§ ASSIGNMENT: Keeping every word in place, write out the entries that come next.

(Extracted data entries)
•••

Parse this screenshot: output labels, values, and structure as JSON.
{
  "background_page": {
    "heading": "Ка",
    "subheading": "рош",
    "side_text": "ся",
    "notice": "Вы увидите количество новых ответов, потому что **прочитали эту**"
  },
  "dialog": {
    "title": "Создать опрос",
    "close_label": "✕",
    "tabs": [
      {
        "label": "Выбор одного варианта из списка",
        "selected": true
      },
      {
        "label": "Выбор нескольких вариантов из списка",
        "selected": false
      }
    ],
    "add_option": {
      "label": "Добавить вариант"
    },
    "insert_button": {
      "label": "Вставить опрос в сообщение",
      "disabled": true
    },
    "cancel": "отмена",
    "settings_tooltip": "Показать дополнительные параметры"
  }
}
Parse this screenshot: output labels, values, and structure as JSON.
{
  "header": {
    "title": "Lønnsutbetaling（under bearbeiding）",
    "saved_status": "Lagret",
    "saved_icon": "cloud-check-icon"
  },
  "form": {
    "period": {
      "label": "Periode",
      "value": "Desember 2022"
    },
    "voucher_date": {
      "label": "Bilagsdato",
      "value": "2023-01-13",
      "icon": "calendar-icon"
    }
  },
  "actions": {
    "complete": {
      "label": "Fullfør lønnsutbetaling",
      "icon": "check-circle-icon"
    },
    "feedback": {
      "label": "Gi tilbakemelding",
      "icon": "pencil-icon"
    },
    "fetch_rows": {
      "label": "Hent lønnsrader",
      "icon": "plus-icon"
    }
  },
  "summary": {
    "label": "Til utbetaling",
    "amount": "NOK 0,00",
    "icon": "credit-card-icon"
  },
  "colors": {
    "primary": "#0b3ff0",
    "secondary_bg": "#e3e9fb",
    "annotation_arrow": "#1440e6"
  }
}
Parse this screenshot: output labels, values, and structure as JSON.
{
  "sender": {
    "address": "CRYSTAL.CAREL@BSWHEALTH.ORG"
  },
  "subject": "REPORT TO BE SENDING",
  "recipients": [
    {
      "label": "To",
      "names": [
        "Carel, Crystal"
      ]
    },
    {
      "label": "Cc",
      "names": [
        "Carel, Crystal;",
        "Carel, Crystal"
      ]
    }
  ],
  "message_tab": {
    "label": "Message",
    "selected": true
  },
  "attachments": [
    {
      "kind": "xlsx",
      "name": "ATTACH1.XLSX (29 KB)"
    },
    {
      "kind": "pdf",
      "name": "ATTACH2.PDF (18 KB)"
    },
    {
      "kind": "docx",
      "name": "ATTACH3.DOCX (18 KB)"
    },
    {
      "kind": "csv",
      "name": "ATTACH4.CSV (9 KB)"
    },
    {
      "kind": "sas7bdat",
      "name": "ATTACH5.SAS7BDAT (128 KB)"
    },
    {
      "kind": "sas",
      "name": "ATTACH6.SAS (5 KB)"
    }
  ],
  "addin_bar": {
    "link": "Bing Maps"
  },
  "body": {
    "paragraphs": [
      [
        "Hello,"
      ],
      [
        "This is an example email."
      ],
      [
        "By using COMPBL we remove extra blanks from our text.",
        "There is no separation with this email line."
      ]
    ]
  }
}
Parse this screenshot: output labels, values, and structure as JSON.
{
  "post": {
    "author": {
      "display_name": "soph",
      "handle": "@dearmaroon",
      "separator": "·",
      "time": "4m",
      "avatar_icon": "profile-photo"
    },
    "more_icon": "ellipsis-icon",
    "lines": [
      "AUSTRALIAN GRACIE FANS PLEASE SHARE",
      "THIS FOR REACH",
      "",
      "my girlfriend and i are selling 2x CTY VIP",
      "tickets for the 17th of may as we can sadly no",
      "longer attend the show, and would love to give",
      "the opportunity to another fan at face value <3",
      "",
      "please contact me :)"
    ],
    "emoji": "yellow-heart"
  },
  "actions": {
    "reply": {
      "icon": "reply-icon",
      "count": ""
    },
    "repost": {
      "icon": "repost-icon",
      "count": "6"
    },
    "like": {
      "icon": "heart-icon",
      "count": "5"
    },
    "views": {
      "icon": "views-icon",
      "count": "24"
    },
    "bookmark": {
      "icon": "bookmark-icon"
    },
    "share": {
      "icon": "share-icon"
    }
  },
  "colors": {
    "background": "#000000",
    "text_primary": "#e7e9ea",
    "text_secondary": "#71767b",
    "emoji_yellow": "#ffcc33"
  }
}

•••

§ ANSWER SECTION:
Parse this screenshot: output labels, values, and structure as JSON.
{
  "background_page": {
    "heading": "Ка",
    "subheading": "рош",
    "side_text": "ся",
    "notice": "Вы увидите количество новых ответов, потому что **прочитали эту**"
  },
  "dialog": {
    "title": "Создать опрос",
    "close_label": "✕",
    "tabs": [
      {
        "label": "Выбор одного варианта из списка",
        "selected": true
      },
      {
        "label": "Выбор нескольких вариантов из списка",
        "selected": false
      }
    ],
    "add_option": {
      "label": "Добавить вариант"
    },
    "insert_button": {
      "label": "Вставить опрос в сообщение",
      "disabled": true
    },
    "cancel": "отмена",
    "settings_tooltip": "Показать дополнительные параметры"
  }
}
Parse this screenshot: output labels, values, and structure as JSON.
{
  "header": {
    "title": "Lønnsutbetaling（under bearbeiding）",
    "saved_status": "Lagret",
    "saved_icon": "cloud-check-icon"
  },
  "form": {
    "period": {
      "label": "Periode",
      "value": "Desember 2022"
    },
    "voucher_date": {
      "label": "Bilagsdato",
      "value": "2023-01-13",
      "icon": "calendar-icon"
    }
  },
  "actions": {
    "complete": {
      "label": "Fullfør lønnsutbetaling",
      "icon": "check-circle-icon"
    },
    "feedback": {
      "label": "Gi tilbakemelding",
      "icon": "pencil-icon"
    },
    "fetch_rows": {
      "label": "Hent lønnsrader",
      "icon": "plus-icon"
    }
  },
  "summary": {
    "label": "Til utbetaling",
    "amount": "NOK 0,00",
    "icon": "credit-card-icon"
  },
  "colors": {
    "primary": "#0b3ff0",
    "secondary_bg": "#e3e9fb",
    "annotation_arrow": "#1440e6"
  }
}
Parse this screenshot: output labels, values, and structure as JSON.
{
  "sender": {
    "address": "CRYSTAL.CAREL@BSWHEALTH.ORG"
  },
  "subject": "REPORT TO BE SENDING",
  "recipients": [
    {
      "label": "To",
      "names": [
        "Carel, Crystal"
      ]
    },
    {
      "label": "Cc",
      "names": [
        "Carel, Crystal;",
        "Carel, Crystal"
      ]
    }
  ],
  "message_tab": {
    "label": "Message",
    "selected": true
  },
  "attachments": [
    {
      "kind": "xlsx",
      "name": "ATTACH1.XLSX (29 KB)"
    },
    {
      "kind": "pdf",
      "name": "ATTACH2.PDF (18 KB)"
    },
    {
      "kind": "docx",
      "name": "ATTACH3.DOCX (18 KB)"
    },
    {
      "kind": "csv",
      "name": "ATTACH4.CSV (9 KB)"
    },
    {
      "kind": "sas7bdat",
      "name": "ATTACH5.SAS7BDAT (128 KB)"
    },
    {
      "kind": "sas",
      "name": "ATTACH6.SAS (5 KB)"
    }
  ],
  "addin_bar": {
    "link": "Bing Maps"
  },
  "body": {
    "paragraphs": [
      [
        "Hello,"
      ],
      [
        "This is an example email."
      ],
      [
        "By using COMPBL we remove extra blanks from our text.",
        "There is no separation with this email line."
      ]
    ]
  }
}
Parse this screenshot: output labels, values, and structure as JSON.
{
  "post": {
    "author": {
      "display_name": "soph",
      "handle": "@dearmaroon",
      "separator": "·",
      "time": "4m",
      "avatar_icon": "profile-photo"
    },
    "more_icon": "ellipsis-icon",
    "lines": [
      "AUSTRALIAN GRACIE FANS PLEASE SHARE",
      "THIS FOR REACH",
      "",
      "my girlfriend and i are selling 2x CTY VIP",
      "tickets for the 17th of may as we can sadly no",
      "longer attend the show, and would love to give",
      "the opportunity to another fan at face value <3",
      "",
      "please contact me :)"
    ],
    "emoji": "yellow-heart"
  },
  "actions": {
    "reply": {
      "icon": "reply-icon",
      "count": ""
    },
    "repost": {
      "icon": "repost-icon",
      "count": "6"
    },
    "like": {
      "icon": "heart-icon",
      "count": "5"
    },
    "views": {
      "icon": "views-icon",
      "count": "24"
    },
    "bookmark": {
      "icon": "bookmark-icon"
    },
    "share": {
      "icon": "share-icon"
    }
  },
  "colors": {
    "background": "#000000",
    "text_primary": "#e7e9ea",
    "text_secondary": "#71767b",
    "emoji_yellow": "#ffcc33"
  }
}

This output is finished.